Task item: Please report how many lines in the records below contain the word "почти", giving only that number.

Recorded data:
____________________

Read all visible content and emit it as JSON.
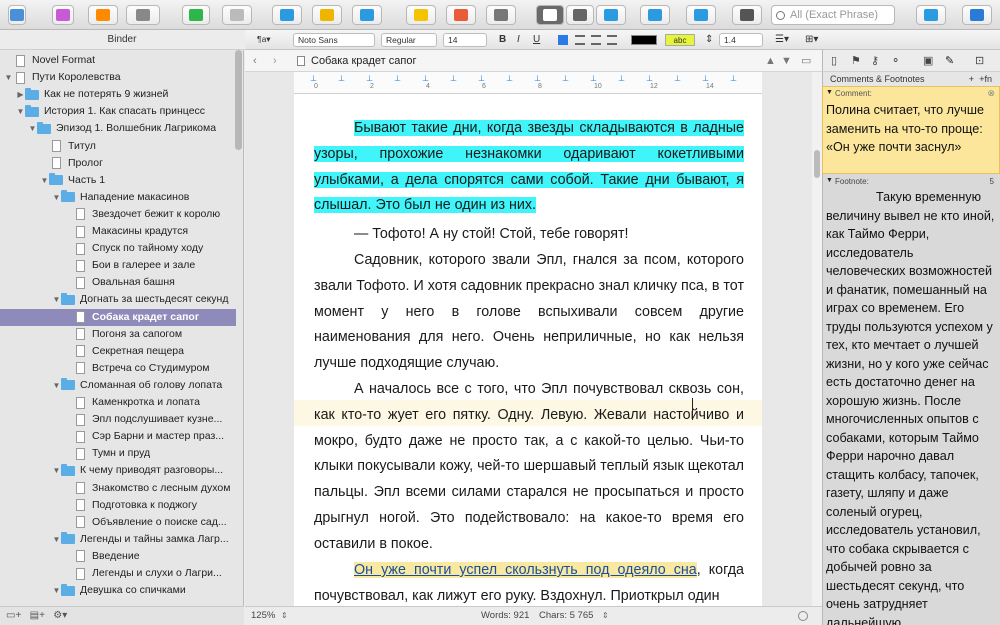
{
  "toolbar": {
    "search_placeholder": "All (Exact Phrase)",
    "icons": [
      "binder-toggle",
      "collections",
      "quick-reference",
      "view-mode",
      "add",
      "trash",
      "inspector",
      "keywords",
      "edit",
      "comment",
      "annotation",
      "footnote",
      "text-view",
      "corkboard",
      "outliner",
      "compile",
      "snapshot",
      "search",
      "quick-search",
      "info"
    ]
  },
  "binder": {
    "title": "Binder",
    "items": [
      {
        "label": "Novel Format",
        "depth": 0,
        "type": "doc",
        "arrow": ""
      },
      {
        "label": "Пути Королевства",
        "depth": 0,
        "type": "doc",
        "arrow": "▼"
      },
      {
        "label": "Как не потерять 9 жизней",
        "depth": 1,
        "type": "folder",
        "arrow": "▶"
      },
      {
        "label": "История 1. Как спасать принцесс",
        "depth": 1,
        "type": "folder",
        "arrow": "▼"
      },
      {
        "label": "Эпизод 1. Волшебник Лагрикома",
        "depth": 2,
        "type": "folder",
        "arrow": "▼"
      },
      {
        "label": "Титул",
        "depth": 3,
        "type": "doc",
        "arrow": ""
      },
      {
        "label": "Пролог",
        "depth": 3,
        "type": "doc",
        "arrow": ""
      },
      {
        "label": "Часть 1",
        "depth": 3,
        "type": "folder",
        "arrow": "▼"
      },
      {
        "label": "Нападение макасинов",
        "depth": 4,
        "type": "folder",
        "arrow": "▼"
      },
      {
        "label": "Звездочет бежит к королю",
        "depth": 5,
        "type": "doc",
        "arrow": ""
      },
      {
        "label": "Макасины крадутся",
        "depth": 5,
        "type": "doc",
        "arrow": ""
      },
      {
        "label": "Спуск по тайному ходу",
        "depth": 5,
        "type": "doc",
        "arrow": ""
      },
      {
        "label": "Бои в галерее и зале",
        "depth": 5,
        "type": "doc",
        "arrow": ""
      },
      {
        "label": "Овальная башня",
        "depth": 5,
        "type": "doc",
        "arrow": ""
      },
      {
        "label": "Догнать за шестьдесят секунд",
        "depth": 4,
        "type": "folder",
        "arrow": "▼"
      },
      {
        "label": "Собака крадет сапог",
        "depth": 5,
        "type": "doc",
        "arrow": "",
        "selected": true
      },
      {
        "label": "Погоня за сапогом",
        "depth": 5,
        "type": "doc",
        "arrow": ""
      },
      {
        "label": "Секретная пещера",
        "depth": 5,
        "type": "doc",
        "arrow": ""
      },
      {
        "label": "Встреча со Студимуром",
        "depth": 5,
        "type": "doc",
        "arrow": ""
      },
      {
        "label": "Сломанная об голову лопата",
        "depth": 4,
        "type": "folder",
        "arrow": "▼"
      },
      {
        "label": "Каменкротка и лопата",
        "depth": 5,
        "type": "doc",
        "arrow": ""
      },
      {
        "label": "Эпл подслушивает кузне...",
        "depth": 5,
        "type": "doc",
        "arrow": ""
      },
      {
        "label": "Сэр Барни и мастер праз...",
        "depth": 5,
        "type": "doc",
        "arrow": ""
      },
      {
        "label": "Тумн и пруд",
        "depth": 5,
        "type": "doc",
        "arrow": ""
      },
      {
        "label": "К чему приводят разговоры...",
        "depth": 4,
        "type": "folder",
        "arrow": "▼"
      },
      {
        "label": "Знакомство с лесным духом",
        "depth": 5,
        "type": "doc",
        "arrow": ""
      },
      {
        "label": "Подготовка к поджогу",
        "depth": 5,
        "type": "doc",
        "arrow": ""
      },
      {
        "label": "Объявление о поиске сад...",
        "depth": 5,
        "type": "doc",
        "arrow": ""
      },
      {
        "label": "Легенды и тайны замка Лагр...",
        "depth": 4,
        "type": "folder",
        "arrow": "▼"
      },
      {
        "label": "Введение",
        "depth": 5,
        "type": "doc",
        "arrow": ""
      },
      {
        "label": "Легенды и слухи о Лагри...",
        "depth": 5,
        "type": "doc",
        "arrow": ""
      },
      {
        "label": "Девушка со спичками",
        "depth": 4,
        "type": "folder",
        "arrow": "▼"
      }
    ]
  },
  "format": {
    "style": "¶a▾",
    "font": "Noto Sans",
    "weight": "Regular",
    "size": "14",
    "bold": "B",
    "italic": "I",
    "underline": "U",
    "highlight": "abc",
    "spacing": "1.4"
  },
  "header": {
    "title": "Собака крадет сапог"
  },
  "ruler": {
    "labels": [
      "0",
      "2",
      "4",
      "6",
      "8",
      "10",
      "12",
      "14"
    ]
  },
  "editor": {
    "paragraphs": [
      {
        "pre": "",
        "hl": "Бывают такие дни, когда звезды складываются в ладные узоры, прохожие незнакомки одаривают кокетливыми улыбками, а дела спорятся сами собой. Такие дни бывают, я слышал. Это был не один из них.",
        "post": ""
      },
      {
        "pre": "— Тофото! А ну стой! Стой, тебе говорят!",
        "hl": "",
        "post": ""
      },
      {
        "pre": "Садовник, которого звали Эпл, гнался за псом, которого звали Тофото. И хотя садовник прекрасно знал кличку пса, в тот момент у него в голове вспыхивали совсем другие наименования для него. Очень неприличные, но как нельзя лучше подходящие случаю.",
        "hl": "",
        "post": ""
      },
      {
        "pre": "А началось все с того, что Эпл почувствовал сквозь сон, как кто-то жует его пятку. Одну. Левую. Жевали настойчиво и мокро, будто даже не просто так, а с какой-то целью. Чьи-то клыки покусывали кожу, чей-то шершавый теплый язык щекотал пальцы. Эпл всеми силами старался не просыпаться и просто дрыгнул ногой. Это подействовало: на какое-то время его оставили в покое.",
        "hl": "",
        "post": ""
      },
      {
        "pre": "",
        "hl": "Он уже почти успел скользнуть под одеяло сна",
        "post": ", когда почувствовал, как лижут его руку. Вздохнул. Приоткрыл один"
      }
    ],
    "zoom": "125%",
    "words": "Words: 921",
    "chars": "Chars: 5 765"
  },
  "inspector": {
    "title": "Comments & Footnotes",
    "comment_label": "Comment:",
    "comment_text": "Полина считает, что лучше заменить на что-то проще: «Он уже почти заснул»",
    "footnote_label": "Footnote:",
    "footnote_number": "5",
    "footnote_text": "Такую временную величину вывел не кто иной, как Таймо Ферри, исследователь человеческих возможностей и фанатик, помешанный на играх со временем. Его труды пользуются успехом у тех, кто мечтает о лучшей жизни, но у кого уже сейчас есть достаточно денег на хорошую жизнь. После многочисленных опытов с собаками, которым Таймо Ферри нарочно давал стащить колбасу, тапочек, газету, шляпу и даже соленый огурец, исследователь установил, что собака скрывается с добычей ровно за шестьдесят секунд, что очень затрудняет дальнейшую"
  },
  "colors": {
    "selection": "#8e8ab9",
    "cyan_highlight": "#3ff5fa",
    "comment_bg": "#fbe69b",
    "folder": "#5aaee5"
  }
}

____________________

Solved problem: 2